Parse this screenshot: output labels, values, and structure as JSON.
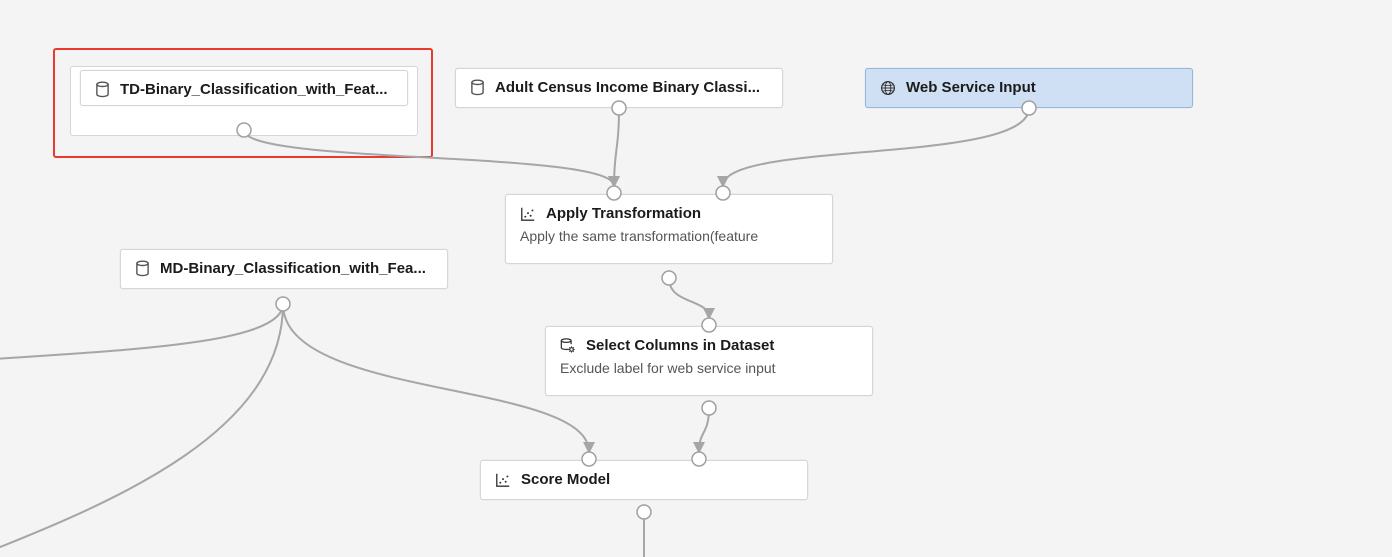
{
  "nodes": {
    "td": {
      "label": "TD-Binary_Classification_with_Feat...",
      "icon": "database"
    },
    "adult": {
      "label": "Adult Census Income Binary Classi...",
      "icon": "database"
    },
    "webinput": {
      "label": "Web Service Input",
      "icon": "globe"
    },
    "md": {
      "label": "MD-Binary_Classification_with_Fea...",
      "icon": "database"
    },
    "apply": {
      "label": "Apply Transformation",
      "sub": "Apply the same transformation(feature",
      "icon": "scatter"
    },
    "select": {
      "label": "Select Columns in Dataset",
      "sub": "Exclude label for web service input",
      "icon": "db-gear"
    },
    "score": {
      "label": "Score Model",
      "icon": "scatter"
    }
  }
}
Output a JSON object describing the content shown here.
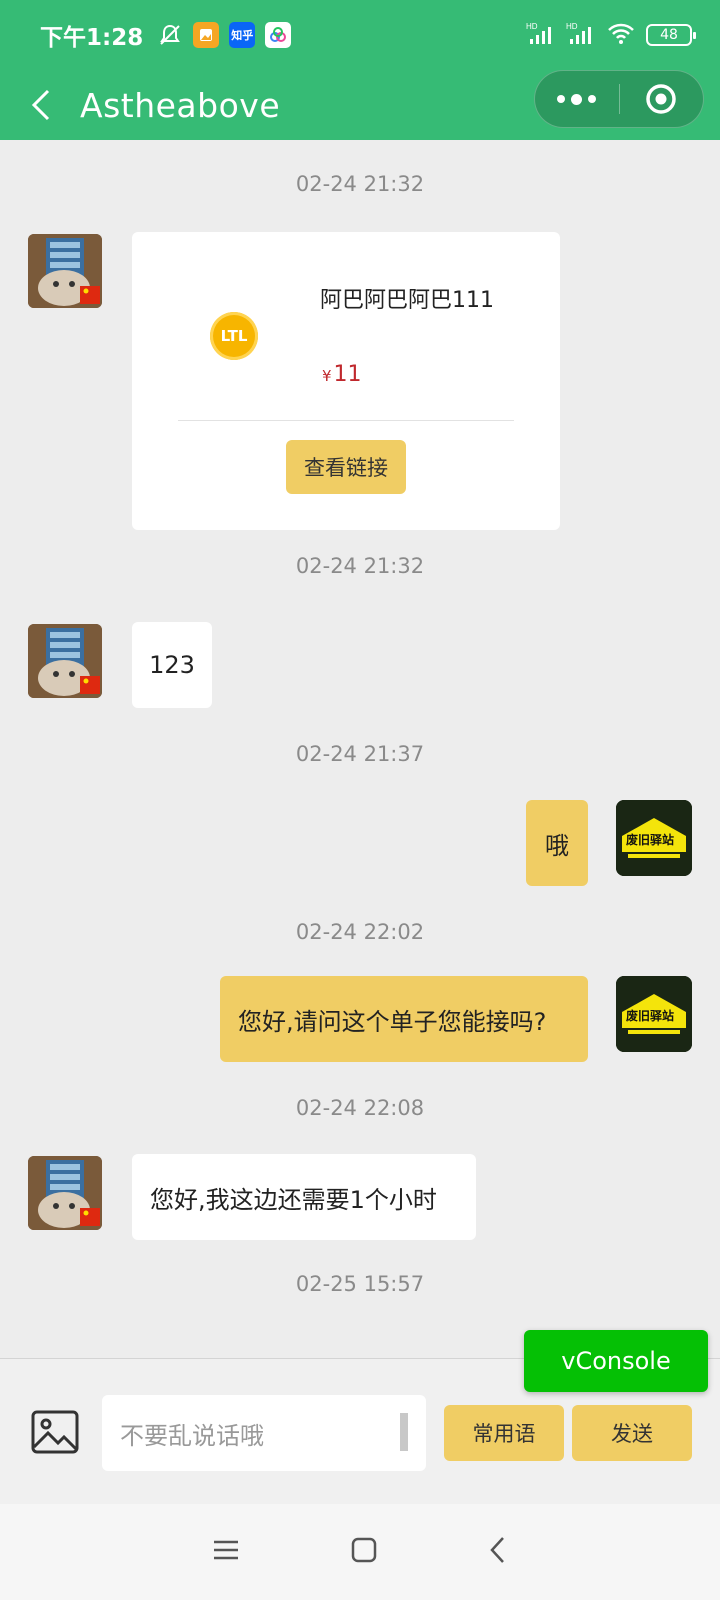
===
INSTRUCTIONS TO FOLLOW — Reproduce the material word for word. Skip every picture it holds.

EXERCISE SOLUTION —
Parse this screenshot: output labels, values, and structure as JSON.
{
  "nodes": {
    "td": {
      "label": "TD-Binary_Classification_with_Feat...",
      "icon": "database"
    },
    "adult": {
      "label": "Adult Census Income Binary Classi...",
      "icon": "database"
    },
    "webinput": {
      "label": "Web Service Input",
      "icon": "globe"
    },
    "md": {
      "label": "MD-Binary_Classification_with_Fea...",
      "icon": "database"
    },
    "apply": {
      "label": "Apply Transformation",
      "sub": "Apply the same transformation(feature",
      "icon": "scatter"
    },
    "select": {
      "label": "Select Columns in Dataset",
      "sub": "Exclude label for web service input",
      "icon": "db-gear"
    },
    "score": {
      "label": "Score Model",
      "icon": "scatter"
    }
  }
}
Output a JSON object describing the content shown here.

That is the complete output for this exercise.